▶

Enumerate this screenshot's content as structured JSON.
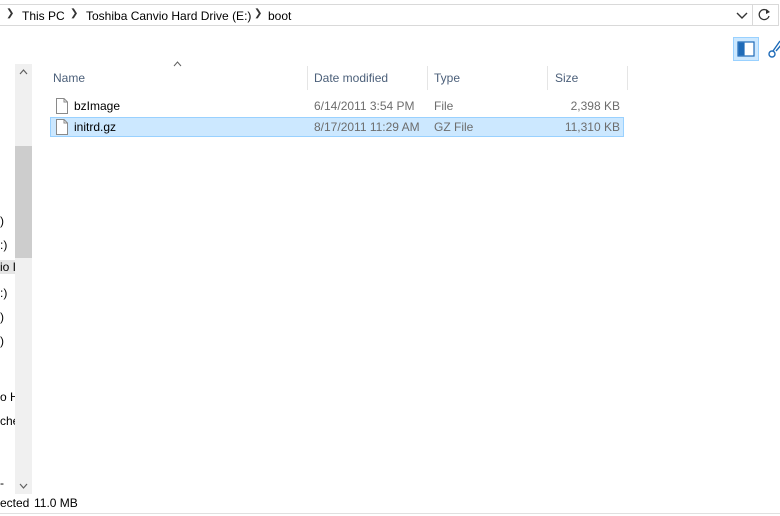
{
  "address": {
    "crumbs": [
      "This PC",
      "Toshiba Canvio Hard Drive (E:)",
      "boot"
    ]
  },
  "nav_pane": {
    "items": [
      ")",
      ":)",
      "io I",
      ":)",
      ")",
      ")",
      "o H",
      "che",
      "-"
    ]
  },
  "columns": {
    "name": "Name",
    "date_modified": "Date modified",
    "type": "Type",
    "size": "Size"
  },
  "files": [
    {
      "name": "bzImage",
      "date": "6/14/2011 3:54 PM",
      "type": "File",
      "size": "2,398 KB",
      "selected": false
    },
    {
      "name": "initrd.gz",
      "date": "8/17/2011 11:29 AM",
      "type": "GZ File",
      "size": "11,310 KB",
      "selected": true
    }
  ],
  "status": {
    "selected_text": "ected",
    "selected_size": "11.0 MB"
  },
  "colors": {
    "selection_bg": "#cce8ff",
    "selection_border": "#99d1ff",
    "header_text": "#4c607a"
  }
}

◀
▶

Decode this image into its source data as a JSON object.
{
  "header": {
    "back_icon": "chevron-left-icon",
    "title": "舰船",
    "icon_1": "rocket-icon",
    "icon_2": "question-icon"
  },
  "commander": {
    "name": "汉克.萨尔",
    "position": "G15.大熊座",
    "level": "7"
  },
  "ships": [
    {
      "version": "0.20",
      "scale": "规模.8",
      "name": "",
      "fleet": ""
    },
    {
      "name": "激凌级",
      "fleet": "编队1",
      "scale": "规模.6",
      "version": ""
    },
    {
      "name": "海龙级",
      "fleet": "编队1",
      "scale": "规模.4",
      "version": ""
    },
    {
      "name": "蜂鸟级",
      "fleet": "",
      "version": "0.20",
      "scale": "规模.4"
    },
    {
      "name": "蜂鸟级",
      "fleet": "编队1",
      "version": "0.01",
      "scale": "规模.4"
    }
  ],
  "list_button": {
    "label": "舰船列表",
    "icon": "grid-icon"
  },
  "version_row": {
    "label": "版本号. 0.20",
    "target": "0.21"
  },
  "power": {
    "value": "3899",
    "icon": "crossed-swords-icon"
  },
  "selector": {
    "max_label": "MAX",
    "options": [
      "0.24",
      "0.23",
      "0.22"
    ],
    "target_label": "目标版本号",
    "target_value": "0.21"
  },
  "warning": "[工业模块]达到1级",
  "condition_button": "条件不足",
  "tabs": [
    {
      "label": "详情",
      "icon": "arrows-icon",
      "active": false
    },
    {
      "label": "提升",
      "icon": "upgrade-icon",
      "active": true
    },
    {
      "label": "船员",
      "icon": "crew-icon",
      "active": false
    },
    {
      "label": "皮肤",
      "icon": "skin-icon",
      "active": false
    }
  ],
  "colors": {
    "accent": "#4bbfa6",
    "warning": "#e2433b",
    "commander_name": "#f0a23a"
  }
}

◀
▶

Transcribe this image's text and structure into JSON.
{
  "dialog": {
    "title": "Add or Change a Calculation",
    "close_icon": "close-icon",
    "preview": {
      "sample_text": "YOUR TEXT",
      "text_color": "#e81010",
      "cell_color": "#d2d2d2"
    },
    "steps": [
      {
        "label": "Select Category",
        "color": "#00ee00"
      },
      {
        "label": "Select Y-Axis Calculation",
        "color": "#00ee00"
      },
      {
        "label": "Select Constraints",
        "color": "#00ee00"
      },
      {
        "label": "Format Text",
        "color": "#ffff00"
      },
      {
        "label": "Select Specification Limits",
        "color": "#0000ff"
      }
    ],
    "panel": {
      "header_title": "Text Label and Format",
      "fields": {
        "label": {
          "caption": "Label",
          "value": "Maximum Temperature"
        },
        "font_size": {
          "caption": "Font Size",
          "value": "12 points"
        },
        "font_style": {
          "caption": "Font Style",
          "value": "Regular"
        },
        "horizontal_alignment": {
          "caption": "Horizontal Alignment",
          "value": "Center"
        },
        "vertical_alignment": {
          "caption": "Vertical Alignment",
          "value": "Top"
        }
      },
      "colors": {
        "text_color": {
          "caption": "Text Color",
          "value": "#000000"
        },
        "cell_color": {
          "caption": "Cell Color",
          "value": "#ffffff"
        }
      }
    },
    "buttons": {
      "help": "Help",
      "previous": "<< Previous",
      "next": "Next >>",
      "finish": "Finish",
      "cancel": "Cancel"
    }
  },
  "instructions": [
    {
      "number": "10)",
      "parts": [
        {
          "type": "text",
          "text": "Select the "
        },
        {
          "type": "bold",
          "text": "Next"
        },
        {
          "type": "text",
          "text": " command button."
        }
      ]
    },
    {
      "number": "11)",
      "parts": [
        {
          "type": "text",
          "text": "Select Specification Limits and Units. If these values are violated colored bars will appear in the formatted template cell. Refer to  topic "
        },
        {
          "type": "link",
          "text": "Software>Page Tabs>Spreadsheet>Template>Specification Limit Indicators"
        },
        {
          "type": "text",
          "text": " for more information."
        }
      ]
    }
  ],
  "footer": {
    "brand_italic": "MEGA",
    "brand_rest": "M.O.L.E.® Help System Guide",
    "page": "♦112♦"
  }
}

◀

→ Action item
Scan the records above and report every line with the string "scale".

→ Completed task
      "scale": "规模.8",
      "scale": "规模.6",
      "scale": "规模.4",
      "scale": "规模.4"
      "scale": "规模.4"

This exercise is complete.